Flexible workspace trends have a propensity to reflect entrepreneurial developments at regional level and on a much wider national scale, too. Research that analyses patterns within the flexible workspace industry, such as the BCA’s annual industry report, offers a valuable insight into commercial and technological trends and their impact on the UK economy.
One such comprehensive resource spanning industry and entrepreneurial trends comes from BCA Member and workspace brokerage service, Instant Offices.
In their latest study, ‘The UK’s Most Entrepreneurial City 2017’, Instant analysed Companies House data and compared population estimates with UK business growth, resulting in an ‘Entrepreneurial Index’.
Entrepreneurs favour coast and culture
Topping Instant’s entrepreneurial scale is Brighton, followed closely by Manchester. Perhaps surprisingly, London only managed 12th position.
Whilst Brighton may seem an unusual candidate, especially ahead of such business powerhouses as Manchester (2nd place), Birmingham (7th) and Edinburgh (10th), John Williams, Head of Marketing at Instant Offices, believes entrepreneurs are increasingly “seeking a more relaxed alternative” to London.
“I can understand the appeal of Brighton and the south coast of England -- it is a bit of an antidote to the hustle and bustle of the capital while possessing a strong, creative industry.”
Furthermore, Instant’s research isn’t the only resource to favour culture-rich coastal cities over the capital.
A new study commissioned by accounting provider Intuit Quickbooks suggests that Southampton is the best place to operate as a self-employed entrepreneur in Britain.
The study surveyed 5,000 self-employed small business owners across the UK and asked about their working hours, holidays, job satisfaction, business expenses and overall income.
Southampton was deemed the best city overall for self-employed workers, with fewer hours worked each week alongside higher average earnings and greater work/life satisfaction.
Despite high house prices and cost of living, London took second place followed by Edinburgh, Brighton and Sheffield.
Interestingly, both studies appear to favour coastal and cultural-rich cities for small business owners, which may suggest that the work/life pendulum is once again swinging towards lifestyle choices -- a decision that is made possible thanks to the presence of regional flexible workspace.
“Record demand” for flexible workspace in regional cities
“We have seen record demand for office space in Brighton and also a large increase in the number of operators trying to set up space in the city to cater for its growing business community,” John added.
With regard to startups, every city featured on Instant’s Entrepreneurial Index has seen a significant increase in the number of new businesses between February 2016 - February 2017.
The most notable increases took place in the Midlands (Birmingham, Nottingham and Leicester), the North West (Manchester and Liverpool), Glasgow in Scotland, and Bristol in the South West.

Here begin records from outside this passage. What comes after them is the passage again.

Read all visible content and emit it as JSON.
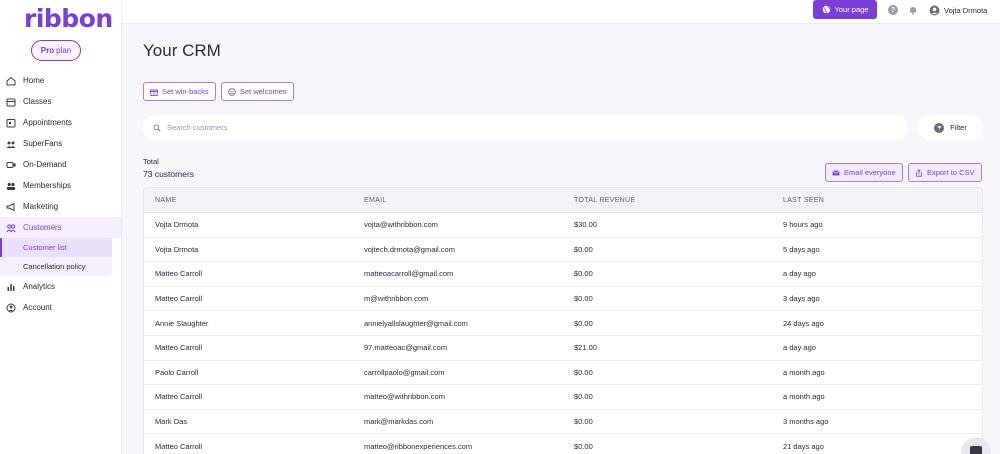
{
  "brand": {
    "logo": "ribbon",
    "plan_strong": "Pro",
    "plan_rest": "plan",
    "accent": "#7a3fd6"
  },
  "sidebar": {
    "items": [
      {
        "label": "Home",
        "icon": "home-icon"
      },
      {
        "label": "Classes",
        "icon": "calendar-icon"
      },
      {
        "label": "Appointments",
        "icon": "appointments-icon"
      },
      {
        "label": "SuperFans",
        "icon": "superfans-icon"
      },
      {
        "label": "On-Demand",
        "icon": "video-icon"
      },
      {
        "label": "Memberships",
        "icon": "memberships-icon"
      },
      {
        "label": "Marketing",
        "icon": "megaphone-icon"
      },
      {
        "label": "Customers",
        "icon": "customers-icon",
        "active": true
      },
      {
        "label": "Analytics",
        "icon": "analytics-icon"
      },
      {
        "label": "Account",
        "icon": "account-icon"
      }
    ],
    "customers_sub": [
      {
        "label": "Customer list",
        "active": true
      },
      {
        "label": "Cancellation policy"
      }
    ]
  },
  "topbar": {
    "your_page": "Your page",
    "help": "?",
    "user_name": "Vojta Drmota"
  },
  "main": {
    "title": "Your CRM",
    "set_winbacks": "Set win-backs",
    "set_welcomes": "Set welcomes",
    "search_placeholder": "Search customers",
    "filter": "Filter",
    "total_label": "Total",
    "total_count": "73 customers",
    "email_everyone": "Email everyone",
    "export_csv": "Export to CSV"
  },
  "table": {
    "headers": [
      "NAME",
      "EMAIL",
      "TOTAL REVENUE",
      "LAST SEEN"
    ],
    "rows": [
      [
        "Vojta Drmota",
        "vojta@withribbon.com",
        "$30.00",
        "9 hours ago"
      ],
      [
        "Vojta Drmota",
        "vojtech.drmota@gmail.com",
        "$0.00",
        "5 days ago"
      ],
      [
        "Matteo Carroll",
        "matteoacarroll@gmail.com",
        "$0.00",
        "a day ago"
      ],
      [
        "Matteo Carroll",
        "m@withribbon.com",
        "$0.00",
        "3 days ago"
      ],
      [
        "Annie Slaughter",
        "annielyallslaughter@gmail.com",
        "$0.00",
        "24 days ago"
      ],
      [
        "Matteo Carroll",
        "97.matteoac@gmail.com",
        "$21.00",
        "a day ago"
      ],
      [
        "Paolo Carroll",
        "carrollpaolo@gmail.com",
        "$0.00",
        "a month ago"
      ],
      [
        "Matteo Carroll",
        "matteo@withribbon.com",
        "$0.00",
        "a month ago"
      ],
      [
        "Mark Das",
        "mark@markdas.com",
        "$0.00",
        "3 months ago"
      ],
      [
        "Matteo Carroll",
        "matteo@ribbonexperiences.com",
        "$0.00",
        "21 days ago"
      ]
    ]
  }
}
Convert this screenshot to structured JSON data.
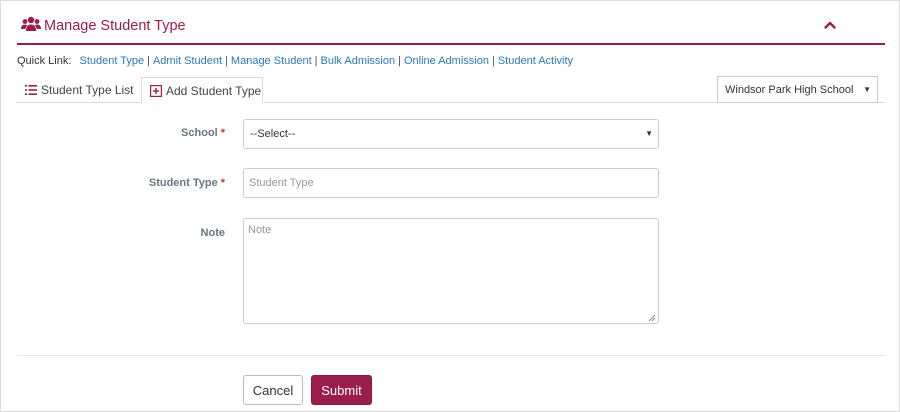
{
  "header": {
    "title": "Manage Student Type",
    "icon": "users-icon",
    "collapse_icon": "chevron-up-icon",
    "accent_color": "#9b1d4c"
  },
  "quick_links": {
    "label": "Quick Link:",
    "links": [
      "Student Type",
      "Admit Student",
      "Manage Student",
      "Bulk Admission",
      "Online Admission",
      "Student Activity"
    ],
    "separator": "|",
    "link_color": "#2a7ab8"
  },
  "tabs": {
    "list_label": "Student Type List",
    "add_label": "Add Student Type",
    "active": "Add Student Type"
  },
  "school_filter": {
    "selected": "Windsor Park High School"
  },
  "form": {
    "school": {
      "label": "School",
      "required_mark": "*",
      "selected": "--Select--"
    },
    "student_type": {
      "label": "Student Type",
      "required_mark": "*",
      "placeholder": "Student Type",
      "value": ""
    },
    "note": {
      "label": "Note",
      "placeholder": "Note",
      "value": ""
    }
  },
  "buttons": {
    "cancel": "Cancel",
    "submit": "Submit"
  }
}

Healthy entrepreneurial ecosystem
In a positive show of confidence for the UK amidst ongoing Brexit negotiations, Instant referenced the UK’s impressive ranking of 8th against 137 other countries in the Global Entrepreneurship Index (GEI) for its healthy entrepreneurial ecosystem.
A separate report by the Centre for Entrepreneurs found that a record amount of startup businesses launched in the UK in the last year -- a trend that shows no sign of slowing down.
In addition, London came out top in the European Digital City Index for the second year in a row in 2016, with the UK capital named the best city in Europe for digital entrepreneurship and startups.
Commenting on these findings, John added: “According to many ranking systems, London has been hailed as the greatest city in the world, with its combination of thriving financial hub, vibrant culture, strong education system and multi-cultural appeal.”
For entrepreneurs, he notes that London is home to a large flexible working scene, which features a long-established serviced office market and a burgeoning coworking scene, delivered by a combination of independent coworking operators and hybrid business centres.
Of course, London also retains the most expensive desk space in the UK and, often, the world, alongside such cities as Hong Kong, New York and Tokyo. Yet despite the exorbitant cost of living and working in the capital, London’s expansive transport infrastructure has enabled entrepreneurs to identify alternative locations in which to start and grow businesses. Instant has identified this trend as a “doughnut” around Central London, with demand focusing on peripheral areas like Kingston, Croydon, Richmond and Harrow.
“London now also boasts a diverse selection of places to work, in a variety of locations that really drive creativity and collaboration,” John added. “You cannot put a price on its vibrancy and the collective buzz that drives business, perhaps more than in any other time in its wonderful history.”